    • purl3agony profile image

      Donna Herron 3 years ago from USA

      Hi Dolores! Glad you found this hub helpful. Fringe is also a great way to add a little length to an item, like a scarf, that turned out a bit too short. Thanks so much for your comments, vote up, and share!!

    • heidithorne profile image

      Heidi Thorne 3 years ago from Chicago Area

      Great photos and instructions as always! Voted up, useful and beautiful of course. Hope all is good in your world. Cheers!

    • Dolores Monet profile image

      Dolores Monet 3 years ago from East Coast, United States

      I am not an accomplished knitter but I do make ribbed scarves and was thinking of adding fringes. You've made it look so easy! Your steps were clear and the images are perfect! Thank you! (voted up and shared)

    • purl3agony profile image

      Donna Herron 4 years ago from USA

      Hi kidscrafts - Thanks so much! I appreciate your comments :)

    • kidscrafts profile image

      kidscrafts 4 years ago from Ottawa, Canada

      I remember vaguely doing this for an ever ending scarf I had to knit when I was 10 years old.... one colour... no fun pattern like yours! I think adding the fringe was probably the most fun and interesting part of the project :-)

      Thanks for sharing! You explained very well the different steps and the pictures are just great!

    • purl3agony profile image

      Donna Herron 4 years ago from USA

      Thanks, Heather! You should really try knitting - I think you'd enjoy it :) Thanks again for your comments and pin!

    • Heather Says profile image

      Heather Rode 4 years ago from Buckeye, Arizona

      Pinned this to my crafting circle on Pinterest. It looks awesome and easy but since I can't knit, I'm sharing it with ladies who will love it :)

    • purl3agony profile image

      Donna Herron 4 years ago from USA

      Hi Kschimmel - Yikes! The holidays are quickly approaching - I hope this tutorial is helpful. I just figured it out for my first scarf, so I wanted to help others avoid the hassle. Thanks for reading and commenting!! Best of luck with your holiday knitting :)

    • kschimmel profile image

      Kimberly Schimmel 4 years ago from North Carolina, USA

      Timely advice, as many of us are working on Christmas gift scarves now, as well as extras for charity or just for random giving.

    • purl3agony profile image

      Donna Herron 4 years ago from USA

      Thank you, CraftytotheCore!

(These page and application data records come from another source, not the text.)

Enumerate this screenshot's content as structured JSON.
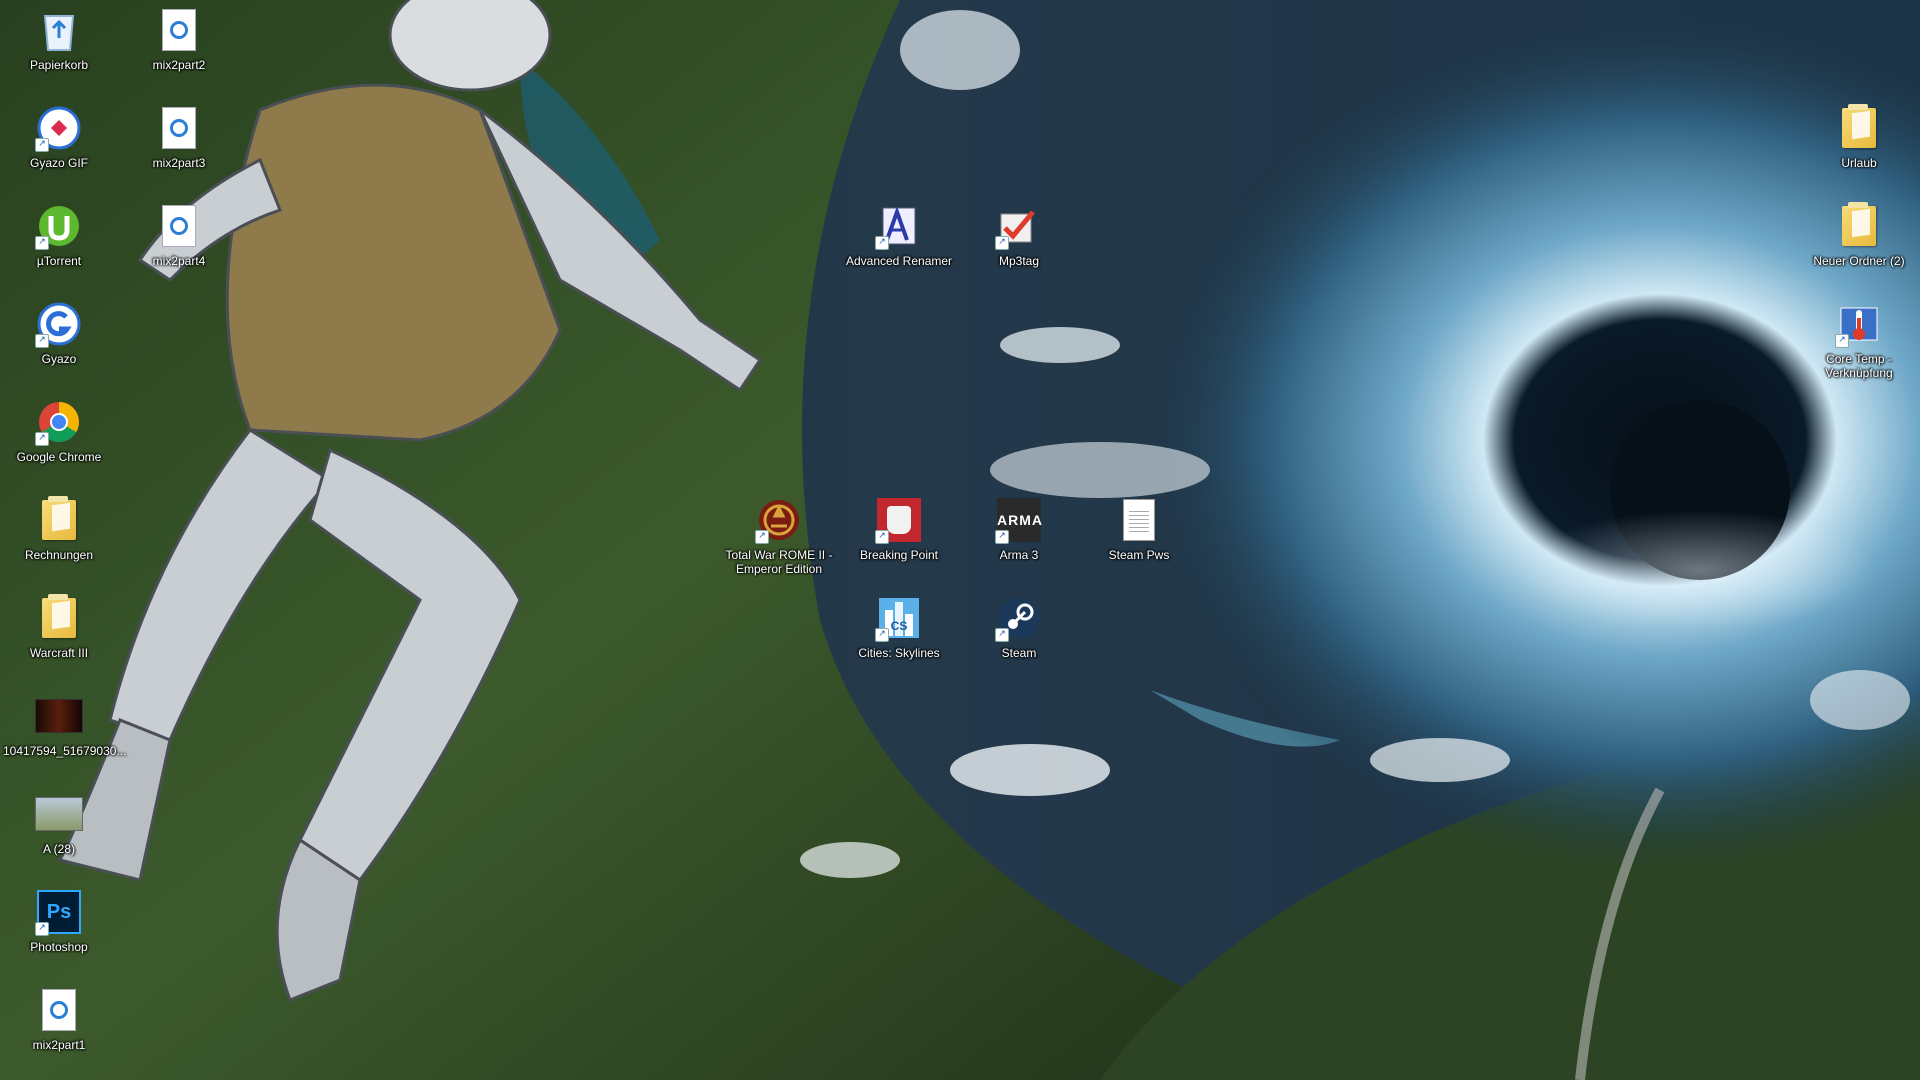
{
  "desktop": {
    "colors": {
      "sky_dark": "#0b1722",
      "vortex": "#6fa8c8",
      "earth_green": "#3c5a2c",
      "blackhole": "#061019",
      "astronaut": "#c9ced3"
    },
    "icons": [
      {
        "label": "Papierkorb",
        "icon": "recycle-bin-icon"
      },
      {
        "label": "mix2part2",
        "icon": "audio-file-icon"
      },
      {
        "label": "Gyazo GIF",
        "icon": "gyazo-gif-icon"
      },
      {
        "label": "mix2part3",
        "icon": "audio-file-icon"
      },
      {
        "label": "µTorrent",
        "icon": "utorrent-icon"
      },
      {
        "label": "mix2part4",
        "icon": "audio-file-icon"
      },
      {
        "label": "Gyazo",
        "icon": "gyazo-icon"
      },
      {
        "label": "Google Chrome",
        "icon": "chrome-icon"
      },
      {
        "label": "Rechnungen",
        "icon": "folder-icon"
      },
      {
        "label": "Warcraft III",
        "icon": "folder-icon"
      },
      {
        "label": "10417594_51679030...",
        "icon": "image-file-icon"
      },
      {
        "label": "A (28)",
        "icon": "image-file-icon"
      },
      {
        "label": "Photoshop",
        "icon": "photoshop-icon"
      },
      {
        "label": "mix2part1",
        "icon": "audio-file-icon"
      },
      {
        "label": "Advanced Renamer",
        "icon": "advanced-renamer-icon"
      },
      {
        "label": "Mp3tag",
        "icon": "mp3tag-icon"
      },
      {
        "label": "Total War ROME II - Emperor Edition",
        "icon": "rome2-icon"
      },
      {
        "label": "Breaking Point",
        "icon": "breaking-point-icon"
      },
      {
        "label": "Arma 3",
        "icon": "arma3-icon"
      },
      {
        "label": "Steam Pws",
        "icon": "text-file-icon"
      },
      {
        "label": "Cities: Skylines",
        "icon": "cities-skylines-icon"
      },
      {
        "label": "Steam",
        "icon": "steam-icon"
      },
      {
        "label": "Urlaub",
        "icon": "folder-icon"
      },
      {
        "label": "Neuer Ordner (2)",
        "icon": "folder-icon"
      },
      {
        "label": "Core Temp - Verknüpfung",
        "icon": "core-temp-icon"
      }
    ]
  }
}
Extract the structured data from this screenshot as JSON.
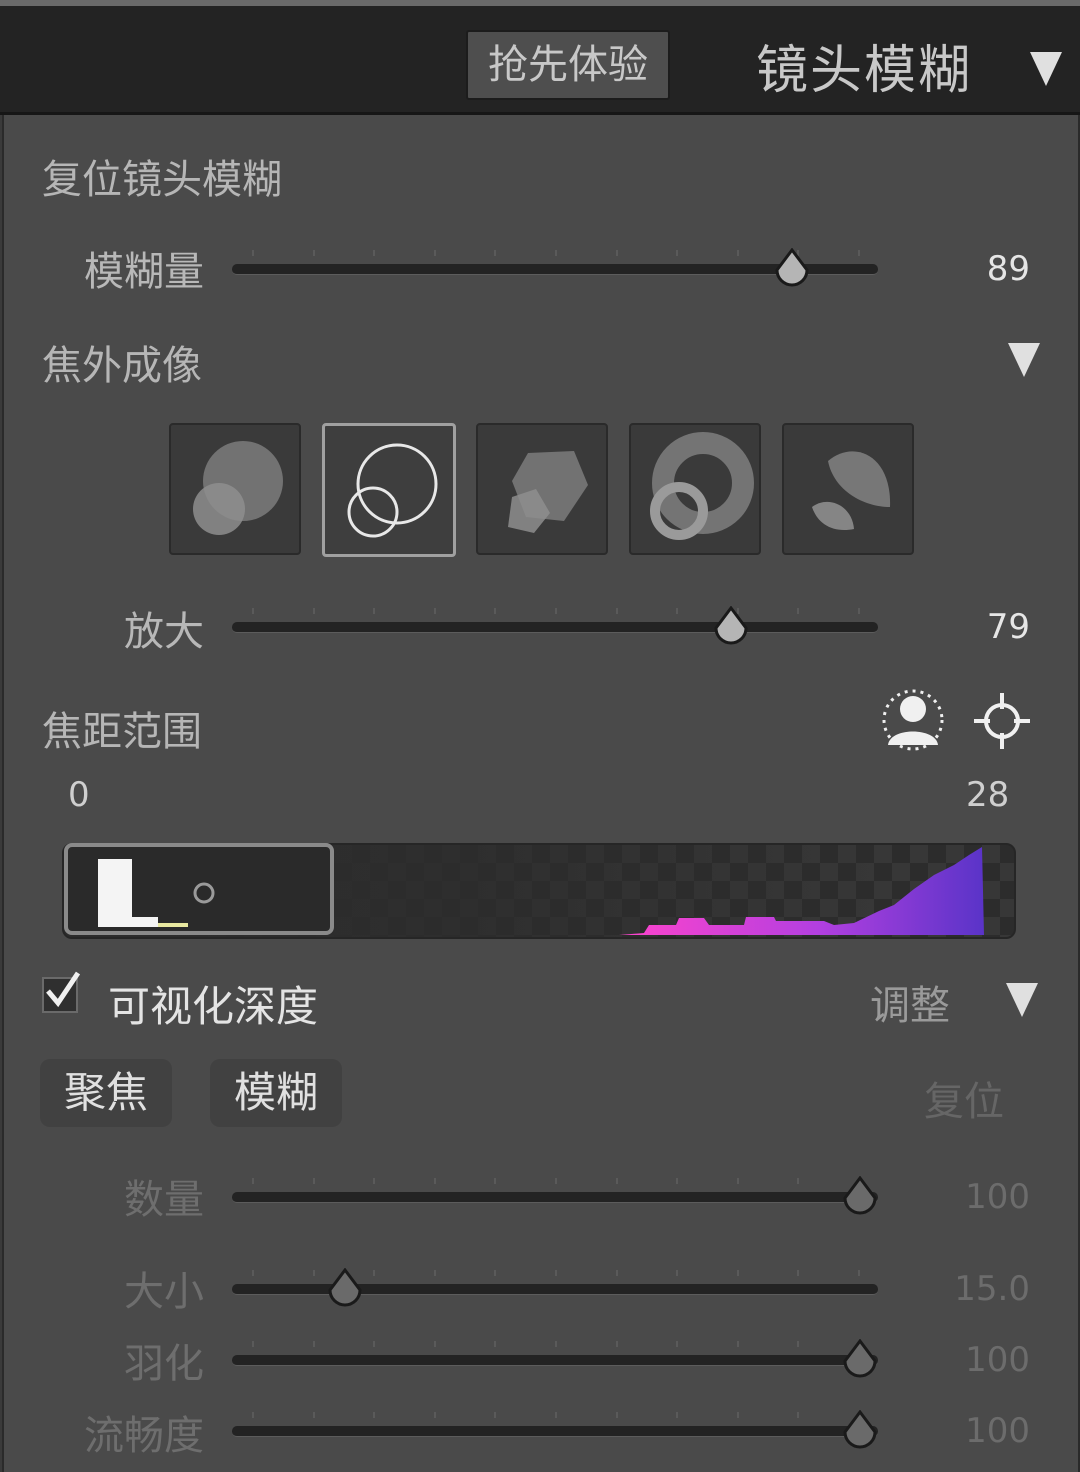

That's very kind of you to say! It means a lot to me and I appreciate it!!

    • CraftytotheCore profile image

      CraftytotheCore 4 years ago

      I love reading your Hubs. You have such great tutorials on how to do these things.